I just finished the excellent biography of Alexander Hamilton written by Ron Chernow. I would highly recommend it even if you are not a history buff. I should warn you, because of how complex Hamilton’s short life was and how prolific a writer he was, it is a long book. I listened to the audio version – it was 36 hours long!
In it was the story of the Philadelphia epidemic of 1793. Between August and November, 5000 residents died from yellow fever. Dr. Benjamin Rush was the main physician overseeing the treatment of other doctors in the city as well as treating hundreds of patients a day personally.
Dr. Rush’s treatment consisted of bloodletting and giving oral mercury in the form of calomel. Calomel caused explosive diarrhea and vomiting. He argued that any cause of fever was ultimately the same illness and all needed purging. In this time, both of these treatments had largely fallen out of favor with most physicians of the day.
Dr. Rush viewed any lack of efficacy as proof of doctors not trying hard enough. He was famous for taking 80% or more of a patient’s total supply of blood or giving 10 times as much calomel as was given in the past.
In essence, he was doubling down and this is the common trend when an old idea is in its death throes. Those most adherent refuse to believe it was wrong in principle, rather it was not employed vigorously enough in application.
I think today about how the low carb zealots now turn to keto advocates and the paleo true believers now eschew plant-based lectins as well, not just those from grains and legumes.
Alexander Hamilton and his wife were among those who became ill. Since he grew up on the island of St. Croix, he had more first-hand experience with yellow fever and was skeptical of Dr. Rush’s approach.
Hamilton sought out a Dr. Stevens who supported the patient’s well being with rest, hydration, and nutritive herbs. Since yellow fever was often self-limiting, historians feel that Dr. Rush and his work were the cause of far more deaths during the epidemic than the infection itself was.
Hamilton and his wife survived and he became one of Dr. Rush’s most articulate critics.

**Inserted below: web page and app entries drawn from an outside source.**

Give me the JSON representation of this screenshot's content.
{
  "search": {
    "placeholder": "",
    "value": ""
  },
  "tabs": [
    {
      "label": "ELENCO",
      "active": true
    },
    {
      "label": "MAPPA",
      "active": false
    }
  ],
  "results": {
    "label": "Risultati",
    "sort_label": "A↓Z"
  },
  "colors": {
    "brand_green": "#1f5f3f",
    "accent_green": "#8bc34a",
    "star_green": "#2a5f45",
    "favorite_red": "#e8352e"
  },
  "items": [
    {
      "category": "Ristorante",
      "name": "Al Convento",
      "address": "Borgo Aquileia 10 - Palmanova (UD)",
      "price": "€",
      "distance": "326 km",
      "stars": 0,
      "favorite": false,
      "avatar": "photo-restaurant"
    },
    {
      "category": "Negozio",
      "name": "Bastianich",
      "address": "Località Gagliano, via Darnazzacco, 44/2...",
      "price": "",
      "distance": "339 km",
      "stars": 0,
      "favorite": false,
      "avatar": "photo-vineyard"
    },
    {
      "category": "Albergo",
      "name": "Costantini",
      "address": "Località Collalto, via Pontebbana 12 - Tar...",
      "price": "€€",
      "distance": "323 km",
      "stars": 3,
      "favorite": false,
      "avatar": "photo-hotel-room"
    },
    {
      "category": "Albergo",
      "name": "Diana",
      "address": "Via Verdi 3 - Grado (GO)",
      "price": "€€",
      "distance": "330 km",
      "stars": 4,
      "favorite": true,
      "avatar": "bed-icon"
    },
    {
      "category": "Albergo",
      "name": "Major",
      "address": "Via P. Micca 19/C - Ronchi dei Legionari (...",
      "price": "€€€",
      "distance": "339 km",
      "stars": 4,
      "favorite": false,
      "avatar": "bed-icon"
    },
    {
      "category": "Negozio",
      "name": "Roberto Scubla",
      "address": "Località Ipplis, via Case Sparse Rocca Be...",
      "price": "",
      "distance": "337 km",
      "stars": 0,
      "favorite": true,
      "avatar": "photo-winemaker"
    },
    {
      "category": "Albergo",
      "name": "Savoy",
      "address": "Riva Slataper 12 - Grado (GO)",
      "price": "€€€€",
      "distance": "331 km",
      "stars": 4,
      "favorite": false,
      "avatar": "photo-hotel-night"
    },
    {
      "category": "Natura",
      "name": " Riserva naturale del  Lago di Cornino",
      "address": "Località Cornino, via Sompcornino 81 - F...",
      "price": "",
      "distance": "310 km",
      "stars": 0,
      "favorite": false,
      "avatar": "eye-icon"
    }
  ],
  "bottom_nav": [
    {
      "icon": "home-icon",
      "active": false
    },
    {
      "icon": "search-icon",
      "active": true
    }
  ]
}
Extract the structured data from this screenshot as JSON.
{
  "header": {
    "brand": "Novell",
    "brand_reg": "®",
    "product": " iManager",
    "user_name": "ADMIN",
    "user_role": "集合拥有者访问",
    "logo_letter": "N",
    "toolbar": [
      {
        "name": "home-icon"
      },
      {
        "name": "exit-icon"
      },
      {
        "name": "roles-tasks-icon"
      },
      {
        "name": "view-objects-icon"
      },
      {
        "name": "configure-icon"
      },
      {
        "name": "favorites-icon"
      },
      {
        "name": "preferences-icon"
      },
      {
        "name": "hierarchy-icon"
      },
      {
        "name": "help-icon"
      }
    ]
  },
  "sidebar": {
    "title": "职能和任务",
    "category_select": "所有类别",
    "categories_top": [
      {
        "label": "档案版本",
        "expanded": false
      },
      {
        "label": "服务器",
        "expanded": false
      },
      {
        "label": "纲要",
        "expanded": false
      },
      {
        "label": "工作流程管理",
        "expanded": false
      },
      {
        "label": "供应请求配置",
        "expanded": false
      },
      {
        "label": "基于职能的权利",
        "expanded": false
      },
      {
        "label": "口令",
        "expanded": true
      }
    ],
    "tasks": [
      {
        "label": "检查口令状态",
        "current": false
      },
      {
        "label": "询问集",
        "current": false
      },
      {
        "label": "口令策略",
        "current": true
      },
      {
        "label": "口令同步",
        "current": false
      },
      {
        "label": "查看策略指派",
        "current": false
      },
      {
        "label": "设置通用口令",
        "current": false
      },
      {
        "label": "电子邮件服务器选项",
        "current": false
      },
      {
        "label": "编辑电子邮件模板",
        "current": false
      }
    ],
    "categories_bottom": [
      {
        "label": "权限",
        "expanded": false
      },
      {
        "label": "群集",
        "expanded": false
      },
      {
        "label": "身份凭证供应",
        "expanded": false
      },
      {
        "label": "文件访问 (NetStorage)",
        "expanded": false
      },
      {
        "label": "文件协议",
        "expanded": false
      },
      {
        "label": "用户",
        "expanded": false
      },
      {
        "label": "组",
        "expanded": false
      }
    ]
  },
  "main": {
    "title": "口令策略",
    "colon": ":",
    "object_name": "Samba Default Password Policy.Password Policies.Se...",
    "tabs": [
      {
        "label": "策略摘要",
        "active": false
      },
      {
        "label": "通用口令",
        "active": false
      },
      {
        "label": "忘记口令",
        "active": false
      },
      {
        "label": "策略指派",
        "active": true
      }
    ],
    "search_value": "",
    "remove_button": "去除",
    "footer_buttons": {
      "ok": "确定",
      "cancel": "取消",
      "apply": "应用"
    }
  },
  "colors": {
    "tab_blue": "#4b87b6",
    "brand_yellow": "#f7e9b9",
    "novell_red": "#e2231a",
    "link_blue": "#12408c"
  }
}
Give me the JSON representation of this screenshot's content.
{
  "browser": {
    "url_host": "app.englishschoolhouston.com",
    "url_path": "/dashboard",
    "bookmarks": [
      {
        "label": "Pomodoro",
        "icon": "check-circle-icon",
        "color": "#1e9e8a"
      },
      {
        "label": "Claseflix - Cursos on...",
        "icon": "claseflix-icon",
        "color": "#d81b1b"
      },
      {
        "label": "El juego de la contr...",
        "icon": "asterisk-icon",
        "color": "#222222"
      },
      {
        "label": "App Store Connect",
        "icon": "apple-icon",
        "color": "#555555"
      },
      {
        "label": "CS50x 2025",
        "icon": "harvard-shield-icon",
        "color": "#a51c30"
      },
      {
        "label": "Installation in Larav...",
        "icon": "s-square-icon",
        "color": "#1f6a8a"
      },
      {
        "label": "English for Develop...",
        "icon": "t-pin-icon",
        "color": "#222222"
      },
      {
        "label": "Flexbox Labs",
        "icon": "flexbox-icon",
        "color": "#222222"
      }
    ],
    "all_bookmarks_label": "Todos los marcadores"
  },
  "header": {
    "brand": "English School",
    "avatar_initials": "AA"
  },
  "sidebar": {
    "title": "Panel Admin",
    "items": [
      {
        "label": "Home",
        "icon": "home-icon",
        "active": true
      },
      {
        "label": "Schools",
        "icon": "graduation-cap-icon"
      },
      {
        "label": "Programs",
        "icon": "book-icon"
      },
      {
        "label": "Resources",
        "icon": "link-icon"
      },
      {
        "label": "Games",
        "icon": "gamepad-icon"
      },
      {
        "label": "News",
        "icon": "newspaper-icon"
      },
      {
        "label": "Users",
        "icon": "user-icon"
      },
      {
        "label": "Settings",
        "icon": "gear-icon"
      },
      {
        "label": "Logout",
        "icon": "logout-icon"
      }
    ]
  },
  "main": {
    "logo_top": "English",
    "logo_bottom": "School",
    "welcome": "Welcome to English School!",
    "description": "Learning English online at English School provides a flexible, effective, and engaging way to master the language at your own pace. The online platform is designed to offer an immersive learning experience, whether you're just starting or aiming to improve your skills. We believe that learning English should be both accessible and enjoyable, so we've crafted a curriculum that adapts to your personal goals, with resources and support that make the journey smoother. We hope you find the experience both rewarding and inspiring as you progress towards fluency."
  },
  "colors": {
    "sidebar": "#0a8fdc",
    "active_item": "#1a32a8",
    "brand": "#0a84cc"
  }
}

Hamilton and Rush also differed in their politics. Hamilton lead the emerging Federalist party and Dr. Rush was an avowed anti-federalist. Hamilton and Rush debated in the newspapers. Sadly many readers chose their medicine more based on their party allegiance than on the merits of either argument.
Debates about medical care have gone on since our earliest written records. It is tempting to say both sides have merits or that the truth lies in the middle but this is not true.
The easiest way to sort out what is right is to favor experience and evidence over speculation and principles. Dr. Rush had simple principles that he thought should work. When they did not, he tried harder. Hamilton and his doctor based their approach on direct experience.
To your best health,